Most of the time Gail dyes fibers that come from animals (sheep, goats, cashmere); protein fibers. There are different dyes for animal fibers vs. plant fibers (cotton, linen, tencel).
She uses Acid Dyes (sounds really scary, Acid) but the acid can be white vinegar from your kitchen.
Gail starts with a skein of yarn that has been soaked in a solution of 1 part vinegar to 3 parts room temperature water. The yarn needs to be in this solution long enough to be totally wet, at least 30 minutes. While this is soaking, the dyes are put into solution.
Using any type of Acid dye, she takes 1 teaspoon of the dye powder, carefully places it in a container, and makes a paste by adding a small amount of room temperature water. Once this paste is mixed around, then boiling water is added up to the 1 cup measurement. This is the dyestock solution. It can be diluted to achieve a paler shade if desired.

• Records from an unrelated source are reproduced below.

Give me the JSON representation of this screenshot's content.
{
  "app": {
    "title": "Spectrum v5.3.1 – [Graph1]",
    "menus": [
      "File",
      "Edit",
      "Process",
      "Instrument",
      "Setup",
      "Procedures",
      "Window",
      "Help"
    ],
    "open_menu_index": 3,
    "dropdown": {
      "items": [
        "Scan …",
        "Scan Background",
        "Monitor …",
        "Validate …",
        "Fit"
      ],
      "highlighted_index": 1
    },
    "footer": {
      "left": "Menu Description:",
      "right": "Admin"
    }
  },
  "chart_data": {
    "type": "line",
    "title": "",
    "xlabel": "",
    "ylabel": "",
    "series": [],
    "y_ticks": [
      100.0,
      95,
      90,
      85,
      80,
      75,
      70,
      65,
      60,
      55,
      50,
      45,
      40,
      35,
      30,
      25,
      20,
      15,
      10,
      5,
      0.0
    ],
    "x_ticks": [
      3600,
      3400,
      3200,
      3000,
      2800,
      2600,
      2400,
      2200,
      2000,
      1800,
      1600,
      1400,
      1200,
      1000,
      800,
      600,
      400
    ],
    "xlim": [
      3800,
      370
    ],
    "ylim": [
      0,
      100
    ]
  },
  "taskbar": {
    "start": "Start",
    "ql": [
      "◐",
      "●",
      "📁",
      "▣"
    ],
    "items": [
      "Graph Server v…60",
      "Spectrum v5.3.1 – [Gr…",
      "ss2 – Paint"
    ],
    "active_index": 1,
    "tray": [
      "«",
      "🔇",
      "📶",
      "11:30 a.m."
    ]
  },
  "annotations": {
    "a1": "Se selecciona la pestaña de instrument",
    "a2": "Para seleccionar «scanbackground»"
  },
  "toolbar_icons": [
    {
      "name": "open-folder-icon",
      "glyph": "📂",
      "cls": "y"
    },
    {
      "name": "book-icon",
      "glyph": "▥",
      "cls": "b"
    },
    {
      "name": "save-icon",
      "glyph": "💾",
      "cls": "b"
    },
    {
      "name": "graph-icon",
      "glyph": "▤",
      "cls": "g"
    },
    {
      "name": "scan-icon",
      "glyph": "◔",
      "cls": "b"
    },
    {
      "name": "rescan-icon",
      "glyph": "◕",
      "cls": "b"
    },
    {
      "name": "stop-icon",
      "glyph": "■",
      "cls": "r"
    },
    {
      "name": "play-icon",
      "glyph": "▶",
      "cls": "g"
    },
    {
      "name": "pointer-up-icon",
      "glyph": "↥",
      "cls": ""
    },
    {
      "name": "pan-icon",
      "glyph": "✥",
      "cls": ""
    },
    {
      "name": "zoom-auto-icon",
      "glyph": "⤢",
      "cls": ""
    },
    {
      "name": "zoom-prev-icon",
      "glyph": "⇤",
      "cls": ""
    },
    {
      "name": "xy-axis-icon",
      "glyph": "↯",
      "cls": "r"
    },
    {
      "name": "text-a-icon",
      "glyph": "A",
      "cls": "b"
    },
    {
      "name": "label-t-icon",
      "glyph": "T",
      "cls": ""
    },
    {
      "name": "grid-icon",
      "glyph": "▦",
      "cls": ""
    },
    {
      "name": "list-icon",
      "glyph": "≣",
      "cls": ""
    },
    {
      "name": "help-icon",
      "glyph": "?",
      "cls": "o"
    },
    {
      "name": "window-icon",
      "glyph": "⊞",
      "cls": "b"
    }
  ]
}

The dye stock can be applied to the yarn in several ways.